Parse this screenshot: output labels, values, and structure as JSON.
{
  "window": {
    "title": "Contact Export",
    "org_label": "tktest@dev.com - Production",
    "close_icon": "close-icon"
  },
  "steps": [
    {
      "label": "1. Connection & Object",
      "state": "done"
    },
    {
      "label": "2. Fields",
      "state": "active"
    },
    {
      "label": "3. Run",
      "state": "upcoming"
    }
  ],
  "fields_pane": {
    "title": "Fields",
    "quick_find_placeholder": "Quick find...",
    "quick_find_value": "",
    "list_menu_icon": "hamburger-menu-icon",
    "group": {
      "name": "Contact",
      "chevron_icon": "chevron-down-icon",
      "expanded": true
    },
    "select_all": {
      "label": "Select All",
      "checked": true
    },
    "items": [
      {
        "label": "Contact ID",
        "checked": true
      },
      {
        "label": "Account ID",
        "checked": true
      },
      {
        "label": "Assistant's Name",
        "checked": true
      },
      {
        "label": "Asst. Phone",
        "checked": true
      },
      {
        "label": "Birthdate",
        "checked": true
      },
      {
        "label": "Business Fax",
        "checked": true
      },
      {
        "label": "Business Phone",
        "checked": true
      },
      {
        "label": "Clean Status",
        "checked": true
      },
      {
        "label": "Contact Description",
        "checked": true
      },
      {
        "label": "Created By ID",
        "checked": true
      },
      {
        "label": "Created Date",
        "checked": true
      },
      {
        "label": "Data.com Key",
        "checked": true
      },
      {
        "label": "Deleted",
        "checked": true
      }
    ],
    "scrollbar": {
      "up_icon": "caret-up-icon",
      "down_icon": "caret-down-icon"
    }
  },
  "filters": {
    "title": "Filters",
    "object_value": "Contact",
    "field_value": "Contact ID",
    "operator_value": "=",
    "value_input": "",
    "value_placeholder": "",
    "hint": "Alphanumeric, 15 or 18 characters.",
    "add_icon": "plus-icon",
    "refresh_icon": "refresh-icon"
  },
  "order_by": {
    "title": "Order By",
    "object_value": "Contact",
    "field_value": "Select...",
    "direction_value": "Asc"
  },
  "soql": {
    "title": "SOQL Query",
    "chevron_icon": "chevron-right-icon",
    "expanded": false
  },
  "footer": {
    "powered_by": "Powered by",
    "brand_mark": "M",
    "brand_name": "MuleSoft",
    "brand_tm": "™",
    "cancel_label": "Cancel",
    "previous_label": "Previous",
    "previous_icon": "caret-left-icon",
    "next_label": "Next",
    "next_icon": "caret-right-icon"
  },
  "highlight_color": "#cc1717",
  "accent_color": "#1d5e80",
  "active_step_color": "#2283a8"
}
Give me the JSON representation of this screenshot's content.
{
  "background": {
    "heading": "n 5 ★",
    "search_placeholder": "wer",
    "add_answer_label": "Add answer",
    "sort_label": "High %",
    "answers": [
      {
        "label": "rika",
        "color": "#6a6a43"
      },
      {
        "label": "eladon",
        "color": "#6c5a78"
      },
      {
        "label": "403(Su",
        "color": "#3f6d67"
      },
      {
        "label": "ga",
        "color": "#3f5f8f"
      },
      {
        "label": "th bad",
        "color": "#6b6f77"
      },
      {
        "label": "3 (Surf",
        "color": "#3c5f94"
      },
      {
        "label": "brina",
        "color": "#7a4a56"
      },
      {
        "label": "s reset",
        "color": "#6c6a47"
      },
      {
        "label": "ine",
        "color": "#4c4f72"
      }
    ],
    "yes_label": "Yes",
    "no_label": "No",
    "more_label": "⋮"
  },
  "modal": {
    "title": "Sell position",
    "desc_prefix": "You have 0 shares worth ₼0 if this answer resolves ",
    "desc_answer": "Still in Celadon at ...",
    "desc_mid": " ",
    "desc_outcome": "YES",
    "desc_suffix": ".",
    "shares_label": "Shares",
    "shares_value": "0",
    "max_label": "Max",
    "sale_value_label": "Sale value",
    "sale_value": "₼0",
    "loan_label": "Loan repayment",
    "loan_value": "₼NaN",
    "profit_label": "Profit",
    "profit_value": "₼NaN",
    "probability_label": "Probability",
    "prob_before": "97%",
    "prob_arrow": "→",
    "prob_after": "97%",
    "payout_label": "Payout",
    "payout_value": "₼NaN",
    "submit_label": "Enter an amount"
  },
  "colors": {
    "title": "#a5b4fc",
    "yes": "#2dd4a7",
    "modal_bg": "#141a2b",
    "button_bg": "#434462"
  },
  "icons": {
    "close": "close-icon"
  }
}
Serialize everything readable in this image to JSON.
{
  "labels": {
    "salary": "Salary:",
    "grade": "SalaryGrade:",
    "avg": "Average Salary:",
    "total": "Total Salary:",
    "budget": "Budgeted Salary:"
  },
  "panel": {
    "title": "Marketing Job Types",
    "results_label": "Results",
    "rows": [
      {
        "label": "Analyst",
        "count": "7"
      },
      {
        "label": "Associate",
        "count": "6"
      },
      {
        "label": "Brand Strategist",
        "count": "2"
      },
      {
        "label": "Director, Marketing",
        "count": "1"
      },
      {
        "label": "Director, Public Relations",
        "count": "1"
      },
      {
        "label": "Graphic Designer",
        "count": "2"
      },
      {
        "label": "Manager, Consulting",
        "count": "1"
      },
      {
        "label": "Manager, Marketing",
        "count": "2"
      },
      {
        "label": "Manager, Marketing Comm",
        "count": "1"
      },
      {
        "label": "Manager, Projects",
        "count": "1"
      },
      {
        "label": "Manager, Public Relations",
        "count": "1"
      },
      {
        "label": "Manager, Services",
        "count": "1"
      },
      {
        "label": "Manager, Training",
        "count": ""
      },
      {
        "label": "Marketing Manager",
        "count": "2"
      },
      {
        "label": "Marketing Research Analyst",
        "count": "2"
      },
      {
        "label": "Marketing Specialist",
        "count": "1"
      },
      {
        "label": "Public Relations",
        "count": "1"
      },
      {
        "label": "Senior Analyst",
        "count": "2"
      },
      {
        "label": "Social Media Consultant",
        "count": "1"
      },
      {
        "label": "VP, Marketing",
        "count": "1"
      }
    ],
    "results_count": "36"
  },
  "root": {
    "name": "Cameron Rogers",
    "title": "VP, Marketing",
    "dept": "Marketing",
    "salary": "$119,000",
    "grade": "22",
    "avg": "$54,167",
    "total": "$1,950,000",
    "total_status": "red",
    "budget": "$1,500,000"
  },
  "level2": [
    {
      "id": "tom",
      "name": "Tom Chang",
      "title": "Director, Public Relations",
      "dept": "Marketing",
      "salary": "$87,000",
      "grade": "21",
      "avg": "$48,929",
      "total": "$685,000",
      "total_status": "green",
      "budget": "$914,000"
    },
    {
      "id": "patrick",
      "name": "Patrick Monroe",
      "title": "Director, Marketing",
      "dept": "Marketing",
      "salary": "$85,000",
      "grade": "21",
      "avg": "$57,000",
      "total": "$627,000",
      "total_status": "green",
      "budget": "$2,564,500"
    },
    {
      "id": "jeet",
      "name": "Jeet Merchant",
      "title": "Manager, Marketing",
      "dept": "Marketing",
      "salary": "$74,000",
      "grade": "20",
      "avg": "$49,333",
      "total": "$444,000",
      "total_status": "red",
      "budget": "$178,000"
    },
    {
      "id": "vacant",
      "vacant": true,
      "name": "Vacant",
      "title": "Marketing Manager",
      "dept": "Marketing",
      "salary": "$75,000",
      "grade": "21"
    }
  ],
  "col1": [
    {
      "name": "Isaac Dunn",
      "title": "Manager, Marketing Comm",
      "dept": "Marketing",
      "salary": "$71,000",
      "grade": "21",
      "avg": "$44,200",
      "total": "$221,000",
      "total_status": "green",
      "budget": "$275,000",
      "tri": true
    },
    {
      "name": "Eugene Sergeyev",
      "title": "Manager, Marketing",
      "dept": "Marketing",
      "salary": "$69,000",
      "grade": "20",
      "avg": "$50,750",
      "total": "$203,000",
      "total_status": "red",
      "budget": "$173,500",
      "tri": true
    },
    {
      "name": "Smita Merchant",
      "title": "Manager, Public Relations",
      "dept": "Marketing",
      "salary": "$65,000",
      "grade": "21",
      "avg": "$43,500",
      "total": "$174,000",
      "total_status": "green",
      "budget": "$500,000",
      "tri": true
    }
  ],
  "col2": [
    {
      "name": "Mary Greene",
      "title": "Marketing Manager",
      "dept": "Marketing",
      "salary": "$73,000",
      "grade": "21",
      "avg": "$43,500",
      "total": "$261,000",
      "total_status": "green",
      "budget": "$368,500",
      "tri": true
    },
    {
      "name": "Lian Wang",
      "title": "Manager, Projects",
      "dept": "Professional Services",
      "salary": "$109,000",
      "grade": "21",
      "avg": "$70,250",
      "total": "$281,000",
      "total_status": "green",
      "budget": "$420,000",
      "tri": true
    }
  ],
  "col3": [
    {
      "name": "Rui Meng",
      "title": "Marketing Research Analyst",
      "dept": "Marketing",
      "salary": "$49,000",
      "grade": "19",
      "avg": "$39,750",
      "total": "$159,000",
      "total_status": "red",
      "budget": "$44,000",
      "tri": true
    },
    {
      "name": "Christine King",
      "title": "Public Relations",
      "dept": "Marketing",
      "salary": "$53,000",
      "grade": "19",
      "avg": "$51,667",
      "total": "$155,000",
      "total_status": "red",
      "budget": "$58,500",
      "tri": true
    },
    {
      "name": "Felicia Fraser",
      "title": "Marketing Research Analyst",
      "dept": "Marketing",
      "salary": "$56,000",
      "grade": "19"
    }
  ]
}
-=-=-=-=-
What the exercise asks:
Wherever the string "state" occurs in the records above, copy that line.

Task answer:
      "state": "done"
      "state": "active"
      "state": "upcoming"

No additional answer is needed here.